The previous version of LOOPP (2008) is still hosted at http://cbsuapps.tc.cornell.edu/loopp.aspx as a part of BioHPC suite.

The new version of LOOPP (2010) can be accessed at http://clsb.ices.utexas.edu/loopp/web/  

The work to add the new version of LOOPP to the BioHPC suite is underway and hopefully the new version will be available on BioHPC Cornell server soon.

Additionally, LOOPP is fully open-source software.  It is MPI-based software written to be platform agnostic, but is primarily tested on Linux-based clusters.  Source-code (Perl, C++, FORTRAN) is available via anonymous SVN at   https://svn.ices.utexas.edu/repos/clsb/trunk/loopp

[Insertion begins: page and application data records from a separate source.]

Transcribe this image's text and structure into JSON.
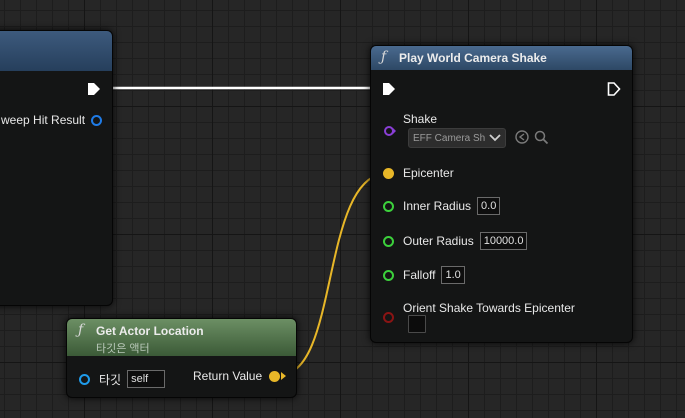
{
  "colors": {
    "exec_wire": "#ffffff",
    "vector_wire": "#e8b728",
    "float_pin": "#3cd13c",
    "object_pin": "#8a3fd6",
    "struct_pin": "#1f7be6",
    "bool_pin": "#8a1414",
    "func_header_blue": "#3a5578",
    "pure_header_green": "#5e7d57"
  },
  "partial_node": {
    "output_pin_label": "weep Hit Result",
    "output_pin_icon": "struct-pin-icon"
  },
  "play_shake_node": {
    "title": "Play World Camera Shake",
    "title_icon": "function-icon",
    "pins": {
      "shake": {
        "label": "Shake",
        "value": "EFF Camera Sh",
        "icon": "object-pin-icon"
      },
      "epicenter": {
        "label": "Epicenter"
      },
      "inner_radius": {
        "label": "Inner Radius",
        "value": "0.0"
      },
      "outer_radius": {
        "label": "Outer Radius",
        "value": "10000.0"
      },
      "falloff": {
        "label": "Falloff",
        "value": "1.0"
      },
      "orient": {
        "label": "Orient Shake Towards Epicenter",
        "checked": false
      }
    }
  },
  "get_location_node": {
    "title": "Get Actor Location",
    "subtitle": "타깃은 액터",
    "title_icon": "function-icon",
    "target_label": "타깃",
    "target_value": "self",
    "return_label": "Return Value"
  }
}
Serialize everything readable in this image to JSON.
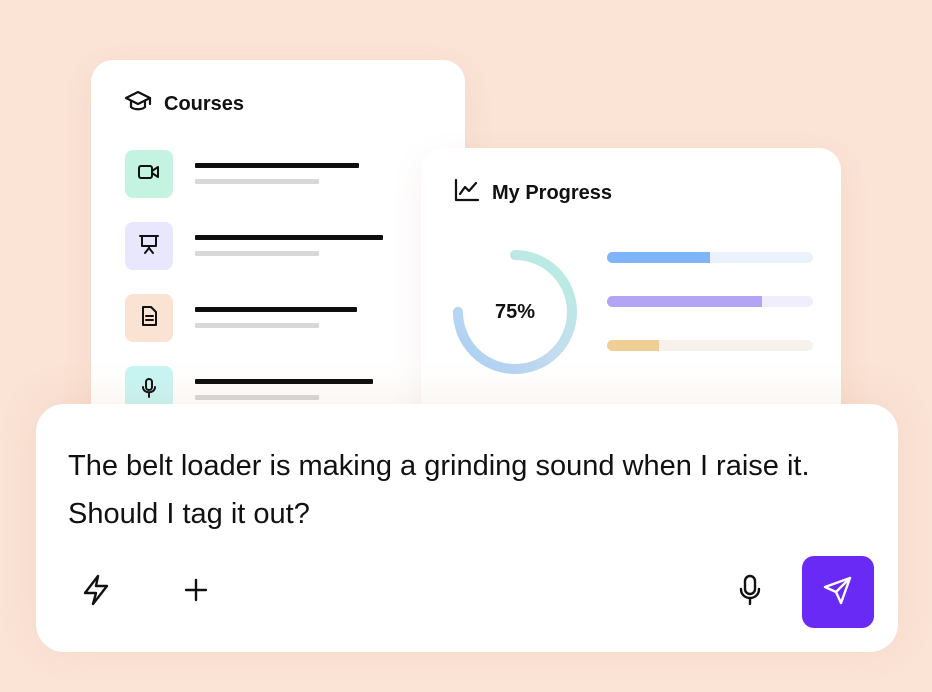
{
  "courses": {
    "title": "Courses",
    "items": [
      {
        "icon": "video-camera-icon",
        "bg": "#c5f3e2"
      },
      {
        "icon": "presentation-icon",
        "bg": "#e8e7fd"
      },
      {
        "icon": "document-icon",
        "bg": "#fbe3d3"
      },
      {
        "icon": "microphone-icon",
        "bg": "#c9f5f3"
      }
    ]
  },
  "progress": {
    "title": "My Progress",
    "percent_label": "75%",
    "percent_value": 0.75,
    "bars": [
      {
        "fill": 0.5,
        "color": "#7fb4f8",
        "track": "#ebf1fd"
      },
      {
        "fill": 0.75,
        "color": "#b3a4f4",
        "track": "#f0edfd"
      },
      {
        "fill": 0.25,
        "color": "#f0cf96",
        "track": "#f7f1ec"
      }
    ]
  },
  "chat": {
    "message": "The belt loader is making a grinding sound when I raise it. Should I tag it out?",
    "accent": "#6a2af5"
  }
}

Methods  

LOOPP is a homology modeling server. It is based on a template detection algorithm learned by mathematical programming techniques that combines a large number of signals and significantly enhances typical detection capabilities (PSI-BLAST) by about 50 percent. It also uses a novel algorithm for alignment, and it finally builds atomically detailed models with Modeller (using the identified templates and our alignments of the target sequence into them). We use a combination of decision trees that constitute a “forest” to identify templates and assess the models. Each branch of the decision tree is a mathematical programming model and the confidence levels of the decision trees decrease as we move down the forest. The strength of the algorithm is in the very large training and test sets that we develop and use. The algorithm is fast and takes (at most) a few hours to build about 20 models per proteins.

LOOPP references:

Brinda Kizhakke Vallat, Jaroslaw Pillardy, Peter Majek, Jaroslaw Meller, Thomas Blom, BaoQiang Cao, and Ron Elber, "Building and assessing atomic models of proteins from structural templates: Learning and benchmarks", Proteins: Structure, Function, and Bioinformatics, 76:930-945 (2009).

Brinda Kizhakke Vallat, Jaroslaw Pillardy, and Ron Elber, "A template-finding algorithm and a comprehensive benchmark for homology modeling of proteins" , Proteins: Structure, Function, and Bioinformatics, 72:910-928 (2008).

Octavian Teodorescu, Tamara Galor, Jaroslaw Pillardy, and Ron Elber, "Enriching the sequence substitution matrix by structural information", Proteins: Structure, Function and Bioinformatics, 54:41-48(2004)

Jaroslaw Meller and Ron Elber, "Linear Optimization and a double Statistical Filter for protein threading protocols", Proteins, Structure, Function and Genetics, 45,241-261(2001)

Dror Tobi and Ron Elber, "Distance dependent, pair potential for protein folding: Results from linear optimization", Proteins, Structure Function and Genetics, 41, 40-16 (2000).

SABLE references:

R. Adamczak, A. Porollo and J. Meller,Combining Prediction of Secondary Structures and Solvent Accessibility in Proteins, Proteins: Structure, Function and Bioinformatics, 59(3): 467-75 (2005)

R. Adamczak, A. Porollo, J. Meller, Accurate Prediction of Solvent Accessibility Using Neural Networks Based Regression, Proteins: Structure, Function and Bioinformatics, 56(4):753-67 (2004)

A. Porollo, R. Adamczak, M. Wagner and J. Meller, Maximum Feasibility Approach for Consensus Classifiers: Applications to Protein Structure Prediction, CIRAS 2003 (conference proceedings).